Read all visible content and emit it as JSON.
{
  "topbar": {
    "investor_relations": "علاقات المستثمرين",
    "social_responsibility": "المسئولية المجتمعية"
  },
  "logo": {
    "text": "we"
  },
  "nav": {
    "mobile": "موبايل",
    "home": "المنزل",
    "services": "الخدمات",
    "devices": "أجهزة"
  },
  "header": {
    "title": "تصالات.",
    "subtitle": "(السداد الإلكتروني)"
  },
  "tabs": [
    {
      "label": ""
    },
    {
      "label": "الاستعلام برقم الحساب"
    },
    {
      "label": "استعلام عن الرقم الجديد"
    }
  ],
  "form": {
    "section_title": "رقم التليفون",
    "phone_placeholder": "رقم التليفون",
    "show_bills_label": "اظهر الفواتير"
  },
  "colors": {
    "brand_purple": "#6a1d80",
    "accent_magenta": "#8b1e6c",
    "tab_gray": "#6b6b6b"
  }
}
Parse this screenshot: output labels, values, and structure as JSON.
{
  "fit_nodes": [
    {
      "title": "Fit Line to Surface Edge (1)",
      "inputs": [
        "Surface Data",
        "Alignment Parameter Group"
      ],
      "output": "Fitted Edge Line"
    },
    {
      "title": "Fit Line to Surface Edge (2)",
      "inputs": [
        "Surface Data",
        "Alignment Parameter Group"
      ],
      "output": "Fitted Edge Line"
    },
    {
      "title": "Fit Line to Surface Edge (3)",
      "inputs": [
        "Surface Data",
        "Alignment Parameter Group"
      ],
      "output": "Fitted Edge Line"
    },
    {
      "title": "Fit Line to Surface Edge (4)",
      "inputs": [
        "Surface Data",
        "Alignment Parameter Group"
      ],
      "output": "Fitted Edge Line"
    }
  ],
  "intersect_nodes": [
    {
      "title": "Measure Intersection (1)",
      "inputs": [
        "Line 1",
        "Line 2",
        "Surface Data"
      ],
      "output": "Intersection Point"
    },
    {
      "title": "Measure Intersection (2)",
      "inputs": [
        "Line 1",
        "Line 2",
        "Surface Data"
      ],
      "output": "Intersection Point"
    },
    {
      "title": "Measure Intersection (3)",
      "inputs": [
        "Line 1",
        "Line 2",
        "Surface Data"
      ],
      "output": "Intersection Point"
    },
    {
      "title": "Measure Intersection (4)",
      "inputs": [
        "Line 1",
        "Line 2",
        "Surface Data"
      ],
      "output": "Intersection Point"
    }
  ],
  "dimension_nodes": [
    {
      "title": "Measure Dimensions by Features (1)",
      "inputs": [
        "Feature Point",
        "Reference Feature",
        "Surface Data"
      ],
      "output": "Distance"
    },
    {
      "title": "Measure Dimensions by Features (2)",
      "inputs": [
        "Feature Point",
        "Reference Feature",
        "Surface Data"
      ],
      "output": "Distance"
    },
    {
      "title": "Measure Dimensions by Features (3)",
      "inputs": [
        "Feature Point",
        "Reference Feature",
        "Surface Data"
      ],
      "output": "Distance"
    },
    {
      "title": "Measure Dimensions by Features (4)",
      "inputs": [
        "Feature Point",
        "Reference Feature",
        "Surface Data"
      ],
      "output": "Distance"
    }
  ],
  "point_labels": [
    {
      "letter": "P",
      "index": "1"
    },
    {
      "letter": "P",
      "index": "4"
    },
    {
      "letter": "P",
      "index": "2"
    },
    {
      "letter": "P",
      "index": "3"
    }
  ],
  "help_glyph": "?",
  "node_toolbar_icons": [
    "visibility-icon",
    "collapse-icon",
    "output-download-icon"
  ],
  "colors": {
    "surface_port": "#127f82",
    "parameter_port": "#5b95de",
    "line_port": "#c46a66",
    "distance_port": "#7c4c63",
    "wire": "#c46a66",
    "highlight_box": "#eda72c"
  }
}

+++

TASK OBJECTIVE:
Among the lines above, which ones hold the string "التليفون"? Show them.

WRITTEN SOLUTION:
    "section_title": "رقم التليفون",
    "phone_placeholder": "رقم التليفون",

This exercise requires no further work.